NL: In five words or less, can you give us a few adjectives that describe your personality?
TS: Curious. Excitable. History-obsessed. Hopelessly, blindly romantic.
NL: What do you consider to be the best places to take out of town visitors coming to Nashville for the first time?
TS: If you’re dealing with foodies, take them to City House in Germantown. If your guests like barbecue and a laid-back, front porch vibe, South Street is great. 12South is a really cool area; places like Burger Up and then Frothy Monkey is next door for coffee. At least drive down Broadway and show them the honkytonks. Go to Pancake Pantry for breakfast. I like to drive down Music Row and show out of town guests how quaint and laid back our music industry has stayed, with major record and publishing companies in cute little houses. Also, the Belle Meade Plantation is awesome and it’s one of the first places I went when I first came here. I’m obsessed with the history of this town. I seriously park my car and read those historical marker signs when I see them.

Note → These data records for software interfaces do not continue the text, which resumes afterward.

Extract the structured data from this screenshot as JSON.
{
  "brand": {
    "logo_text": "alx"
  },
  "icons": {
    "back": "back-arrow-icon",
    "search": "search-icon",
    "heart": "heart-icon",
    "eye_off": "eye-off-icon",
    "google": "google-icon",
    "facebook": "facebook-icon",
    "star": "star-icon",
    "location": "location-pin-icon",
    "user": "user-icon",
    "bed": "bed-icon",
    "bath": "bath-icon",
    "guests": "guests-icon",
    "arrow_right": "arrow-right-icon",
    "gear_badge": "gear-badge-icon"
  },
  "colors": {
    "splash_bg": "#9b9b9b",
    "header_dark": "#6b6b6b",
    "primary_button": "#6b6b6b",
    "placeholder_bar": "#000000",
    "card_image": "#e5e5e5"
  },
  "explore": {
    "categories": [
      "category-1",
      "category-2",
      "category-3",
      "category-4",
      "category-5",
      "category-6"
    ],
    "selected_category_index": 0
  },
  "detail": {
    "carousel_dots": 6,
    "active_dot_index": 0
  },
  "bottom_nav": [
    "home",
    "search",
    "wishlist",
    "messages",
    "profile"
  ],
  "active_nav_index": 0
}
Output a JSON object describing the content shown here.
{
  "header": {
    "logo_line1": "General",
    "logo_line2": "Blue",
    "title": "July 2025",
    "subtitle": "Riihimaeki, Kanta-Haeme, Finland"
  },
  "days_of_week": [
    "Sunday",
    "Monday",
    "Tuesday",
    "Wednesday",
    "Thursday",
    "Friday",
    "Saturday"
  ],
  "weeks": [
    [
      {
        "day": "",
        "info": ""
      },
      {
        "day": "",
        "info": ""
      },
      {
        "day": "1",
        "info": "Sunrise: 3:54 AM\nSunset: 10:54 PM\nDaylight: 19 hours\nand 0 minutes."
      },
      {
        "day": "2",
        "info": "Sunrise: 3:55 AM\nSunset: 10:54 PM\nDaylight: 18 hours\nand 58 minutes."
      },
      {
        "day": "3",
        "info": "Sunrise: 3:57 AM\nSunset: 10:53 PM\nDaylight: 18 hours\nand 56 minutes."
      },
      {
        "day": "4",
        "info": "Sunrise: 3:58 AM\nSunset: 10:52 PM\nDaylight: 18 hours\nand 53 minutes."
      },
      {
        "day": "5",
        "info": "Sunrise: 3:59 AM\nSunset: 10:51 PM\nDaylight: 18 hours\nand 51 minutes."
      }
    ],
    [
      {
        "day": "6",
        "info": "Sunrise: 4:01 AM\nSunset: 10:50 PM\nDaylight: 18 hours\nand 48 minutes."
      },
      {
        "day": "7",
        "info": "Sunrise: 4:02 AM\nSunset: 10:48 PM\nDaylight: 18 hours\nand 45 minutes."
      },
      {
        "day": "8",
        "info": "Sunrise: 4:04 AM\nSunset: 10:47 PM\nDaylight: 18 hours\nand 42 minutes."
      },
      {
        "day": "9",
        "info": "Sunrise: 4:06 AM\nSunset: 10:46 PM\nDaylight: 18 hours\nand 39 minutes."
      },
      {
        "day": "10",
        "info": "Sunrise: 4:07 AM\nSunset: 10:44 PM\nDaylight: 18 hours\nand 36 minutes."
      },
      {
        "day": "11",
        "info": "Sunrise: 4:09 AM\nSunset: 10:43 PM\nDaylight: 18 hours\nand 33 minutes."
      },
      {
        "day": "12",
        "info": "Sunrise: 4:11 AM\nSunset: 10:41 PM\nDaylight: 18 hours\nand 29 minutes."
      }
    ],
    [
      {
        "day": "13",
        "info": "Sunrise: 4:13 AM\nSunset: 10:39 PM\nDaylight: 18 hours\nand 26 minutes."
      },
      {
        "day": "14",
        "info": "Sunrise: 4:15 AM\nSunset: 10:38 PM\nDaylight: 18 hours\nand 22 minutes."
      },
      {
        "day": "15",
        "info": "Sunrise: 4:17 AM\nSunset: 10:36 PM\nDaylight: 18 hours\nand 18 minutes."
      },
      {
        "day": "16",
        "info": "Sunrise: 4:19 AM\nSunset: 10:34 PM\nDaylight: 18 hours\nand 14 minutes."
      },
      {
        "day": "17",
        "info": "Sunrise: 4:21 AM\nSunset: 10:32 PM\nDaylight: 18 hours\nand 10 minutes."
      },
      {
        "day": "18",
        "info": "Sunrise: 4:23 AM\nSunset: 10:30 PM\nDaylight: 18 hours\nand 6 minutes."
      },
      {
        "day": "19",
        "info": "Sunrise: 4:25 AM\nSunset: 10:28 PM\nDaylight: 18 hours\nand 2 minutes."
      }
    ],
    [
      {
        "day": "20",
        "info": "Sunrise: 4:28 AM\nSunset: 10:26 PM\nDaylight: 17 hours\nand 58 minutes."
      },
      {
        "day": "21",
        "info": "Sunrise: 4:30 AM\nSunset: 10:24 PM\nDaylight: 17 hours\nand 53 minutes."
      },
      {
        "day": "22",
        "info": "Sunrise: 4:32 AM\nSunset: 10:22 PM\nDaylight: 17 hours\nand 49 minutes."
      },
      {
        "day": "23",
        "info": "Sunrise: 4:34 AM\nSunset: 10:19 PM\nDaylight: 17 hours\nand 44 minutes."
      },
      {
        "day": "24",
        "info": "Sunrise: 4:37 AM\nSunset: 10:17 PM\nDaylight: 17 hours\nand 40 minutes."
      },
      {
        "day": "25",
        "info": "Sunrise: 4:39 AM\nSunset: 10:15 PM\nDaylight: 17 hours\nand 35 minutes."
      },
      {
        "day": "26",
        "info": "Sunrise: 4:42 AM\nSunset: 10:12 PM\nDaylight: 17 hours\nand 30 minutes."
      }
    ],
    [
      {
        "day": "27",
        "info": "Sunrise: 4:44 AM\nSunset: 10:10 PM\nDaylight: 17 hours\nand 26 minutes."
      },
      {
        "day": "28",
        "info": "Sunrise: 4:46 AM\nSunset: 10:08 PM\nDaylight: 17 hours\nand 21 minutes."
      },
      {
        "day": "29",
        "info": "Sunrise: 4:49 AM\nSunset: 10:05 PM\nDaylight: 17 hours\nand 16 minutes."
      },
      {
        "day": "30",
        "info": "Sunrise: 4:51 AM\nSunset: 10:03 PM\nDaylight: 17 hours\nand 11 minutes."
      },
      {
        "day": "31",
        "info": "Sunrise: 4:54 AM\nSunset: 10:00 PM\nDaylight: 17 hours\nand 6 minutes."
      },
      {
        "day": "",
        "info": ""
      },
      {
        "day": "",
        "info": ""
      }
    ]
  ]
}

NL: If you had to leave home with only three items, what would they be?
TS: My contact lenses. My phone. A sharpie.
NL: Who are your ultimate idols living in Music City, and do you ever get time to see them?
TS: I think my favorite person in Nashville is Faith Hill. She’s been my idol since I saw her on both VH1 and CMT when I was about 10. I loved how she was taking country music to bigger audiences, and her grace in the spotlight. Since I put out my first album, Faith has been a welcoming and warm presence in my life, time after time. She sends flowers on my birthday and sent me cookies when I got sick.
Another one of my favorite people is Kenny Chesney. He’s so supportive, and always makes sure I know he’s in my corner. He sends little notes of encouragement, and I know I can ask him for advice any time. These are two people who had always been my heroes for their career accomplishments, and when I met them, they became my heroes for their characters.
NL: Tell us about the single most intriguing element in your live show.
TS: My favorite thing about this show is that the stage and the mood are always constantly changing in front of you. People have compared it to a Broadway play, and I’ll take that comparison any day. I love the drama of visual storytelling and the element of surprise that you can incorporate into a show. We spent half a year planning each moment that occurs on that stage, and the result is a show I’m really excited to play every night. Mostly, I’m happy that this show has become an extension of my imagination. Sparkles and all.